> About this exercise:
Give every entry again, word for word.

Items listed in a dataset
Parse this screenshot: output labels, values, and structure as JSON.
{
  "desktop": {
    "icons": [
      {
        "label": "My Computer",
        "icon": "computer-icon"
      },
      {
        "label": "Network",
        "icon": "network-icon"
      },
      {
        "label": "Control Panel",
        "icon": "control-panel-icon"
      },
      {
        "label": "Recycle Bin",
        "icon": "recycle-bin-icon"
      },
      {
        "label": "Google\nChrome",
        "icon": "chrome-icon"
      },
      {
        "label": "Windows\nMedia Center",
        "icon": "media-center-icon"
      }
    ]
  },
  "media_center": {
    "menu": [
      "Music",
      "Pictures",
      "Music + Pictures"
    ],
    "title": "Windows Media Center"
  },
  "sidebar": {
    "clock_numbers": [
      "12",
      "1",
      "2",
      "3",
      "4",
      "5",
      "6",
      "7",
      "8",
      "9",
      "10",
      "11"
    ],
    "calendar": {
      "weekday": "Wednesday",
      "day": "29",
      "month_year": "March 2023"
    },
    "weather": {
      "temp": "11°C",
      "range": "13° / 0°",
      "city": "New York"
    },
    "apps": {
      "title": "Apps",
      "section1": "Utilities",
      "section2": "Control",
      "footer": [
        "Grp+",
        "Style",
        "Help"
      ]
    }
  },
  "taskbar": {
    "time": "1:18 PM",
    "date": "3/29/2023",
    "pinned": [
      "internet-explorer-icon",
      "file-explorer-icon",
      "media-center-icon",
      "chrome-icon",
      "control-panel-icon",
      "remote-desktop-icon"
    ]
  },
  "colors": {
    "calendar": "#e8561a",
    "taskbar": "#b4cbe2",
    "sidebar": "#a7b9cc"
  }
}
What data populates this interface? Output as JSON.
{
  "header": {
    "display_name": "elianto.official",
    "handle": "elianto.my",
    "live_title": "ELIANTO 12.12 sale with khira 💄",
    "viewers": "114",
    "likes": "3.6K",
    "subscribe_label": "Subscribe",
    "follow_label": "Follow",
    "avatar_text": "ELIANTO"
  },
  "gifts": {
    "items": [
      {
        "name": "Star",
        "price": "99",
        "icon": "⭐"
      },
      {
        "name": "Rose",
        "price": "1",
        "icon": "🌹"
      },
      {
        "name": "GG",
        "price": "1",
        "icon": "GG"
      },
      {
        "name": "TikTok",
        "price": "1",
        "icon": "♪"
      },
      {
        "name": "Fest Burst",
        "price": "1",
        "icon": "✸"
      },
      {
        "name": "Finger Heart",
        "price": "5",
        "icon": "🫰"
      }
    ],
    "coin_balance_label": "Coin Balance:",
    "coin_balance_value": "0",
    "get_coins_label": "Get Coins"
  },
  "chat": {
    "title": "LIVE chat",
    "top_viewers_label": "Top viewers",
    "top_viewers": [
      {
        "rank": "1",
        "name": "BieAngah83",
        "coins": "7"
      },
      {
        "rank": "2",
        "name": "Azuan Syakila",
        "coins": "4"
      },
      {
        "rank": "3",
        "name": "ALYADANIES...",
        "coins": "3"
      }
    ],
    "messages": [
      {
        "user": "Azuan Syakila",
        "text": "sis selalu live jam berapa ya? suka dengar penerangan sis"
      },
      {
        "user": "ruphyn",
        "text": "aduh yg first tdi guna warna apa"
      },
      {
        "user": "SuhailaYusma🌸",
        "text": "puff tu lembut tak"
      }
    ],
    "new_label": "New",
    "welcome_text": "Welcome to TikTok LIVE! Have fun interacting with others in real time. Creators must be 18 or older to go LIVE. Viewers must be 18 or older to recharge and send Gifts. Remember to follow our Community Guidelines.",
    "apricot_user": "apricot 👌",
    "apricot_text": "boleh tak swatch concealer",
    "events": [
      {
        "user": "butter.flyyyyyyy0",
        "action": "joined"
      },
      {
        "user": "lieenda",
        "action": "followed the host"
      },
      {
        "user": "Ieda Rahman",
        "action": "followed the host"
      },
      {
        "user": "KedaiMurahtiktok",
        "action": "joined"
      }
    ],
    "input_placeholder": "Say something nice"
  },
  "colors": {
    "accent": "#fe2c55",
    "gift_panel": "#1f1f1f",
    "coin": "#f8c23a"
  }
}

> Response to this exercise:
Parse this screenshot: output labels, values, and structure as JSON.
{
  "desktop": {
    "icons": [
      {
        "label": "My Computer",
        "icon": "computer-icon"
      },
      {
        "label": "Network",
        "icon": "network-icon"
      },
      {
        "label": "Control Panel",
        "icon": "control-panel-icon"
      },
      {
        "label": "Recycle Bin",
        "icon": "recycle-bin-icon"
      },
      {
        "label": "Google\nChrome",
        "icon": "chrome-icon"
      },
      {
        "label": "Windows\nMedia Center",
        "icon": "media-center-icon"
      }
    ]
  },
  "media_center": {
    "menu": [
      "Music",
      "Pictures",
      "Music + Pictures"
    ],
    "title": "Windows Media Center"
  },
  "sidebar": {
    "clock_numbers": [
      "12",
      "1",
      "2",
      "3",
      "4",
      "5",
      "6",
      "7",
      "8",
      "9",
      "10",
      "11"
    ],
    "calendar": {
      "weekday": "Wednesday",
      "day": "29",
      "month_year": "March 2023"
    },
    "weather": {
      "temp": "11°C",
      "range": "13° / 0°",
      "city": "New York"
    },
    "apps": {
      "title": "Apps",
      "section1": "Utilities",
      "section2": "Control",
      "footer": [
        "Grp+",
        "Style",
        "Help"
      ]
    }
  },
  "taskbar": {
    "time": "1:18 PM",
    "date": "3/29/2023",
    "pinned": [
      "internet-explorer-icon",
      "file-explorer-icon",
      "media-center-icon",
      "chrome-icon",
      "control-panel-icon",
      "remote-desktop-icon"
    ]
  },
  "colors": {
    "calendar": "#e8561a",
    "taskbar": "#b4cbe2",
    "sidebar": "#a7b9cc"
  }
}
What data populates this interface? Output as JSON.
{
  "header": {
    "display_name": "elianto.official",
    "handle": "elianto.my",
    "live_title": "ELIANTO 12.12 sale with khira 💄",
    "viewers": "114",
    "likes": "3.6K",
    "subscribe_label": "Subscribe",
    "follow_label": "Follow",
    "avatar_text": "ELIANTO"
  },
  "gifts": {
    "items": [
      {
        "name": "Star",
        "price": "99",
        "icon": "⭐"
      },
      {
        "name": "Rose",
        "price": "1",
        "icon": "🌹"
      },
      {
        "name": "GG",
        "price": "1",
        "icon": "GG"
      },
      {
        "name": "TikTok",
        "price": "1",
        "icon": "♪"
      },
      {
        "name": "Fest Burst",
        "price": "1",
        "icon": "✸"
      },
      {
        "name": "Finger Heart",
        "price": "5",
        "icon": "🫰"
      }
    ],
    "coin_balance_label": "Coin Balance:",
    "coin_balance_value": "0",
    "get_coins_label": "Get Coins"
  },
  "chat": {
    "title": "LIVE chat",
    "top_viewers_label": "Top viewers",
    "top_viewers": [
      {
        "rank": "1",
        "name": "BieAngah83",
        "coins": "7"
      },
      {
        "rank": "2",
        "name": "Azuan Syakila",
        "coins": "4"
      },
      {
        "rank": "3",
        "name": "ALYADANIES...",
        "coins": "3"
      }
    ],
    "messages": [
      {
        "user": "Azuan Syakila",
        "text": "sis selalu live jam berapa ya? suka dengar penerangan sis"
      },
      {
        "user": "ruphyn",
        "text": "aduh yg first tdi guna warna apa"
      },
      {
        "user": "SuhailaYusma🌸",
        "text": "puff tu lembut tak"
      }
    ],
    "new_label": "New",
    "welcome_text": "Welcome to TikTok LIVE! Have fun interacting with others in real time. Creators must be 18 or older to go LIVE. Viewers must be 18 or older to recharge and send Gifts. Remember to follow our Community Guidelines.",
    "apricot_user": "apricot 👌",
    "apricot_text": "boleh tak swatch concealer",
    "events": [
      {
        "user": "butter.flyyyyyyy0",
        "action": "joined"
      },
      {
        "user": "lieenda",
        "action": "followed the host"
      },
      {
        "user": "Ieda Rahman",
        "action": "followed the host"
      },
      {
        "user": "KedaiMurahtiktok",
        "action": "joined"
      }
    ],
    "input_placeholder": "Say something nice"
  },
  "colors": {
    "accent": "#fe2c55",
    "gift_panel": "#1f1f1f",
    "coin": "#f8c23a"
  }
}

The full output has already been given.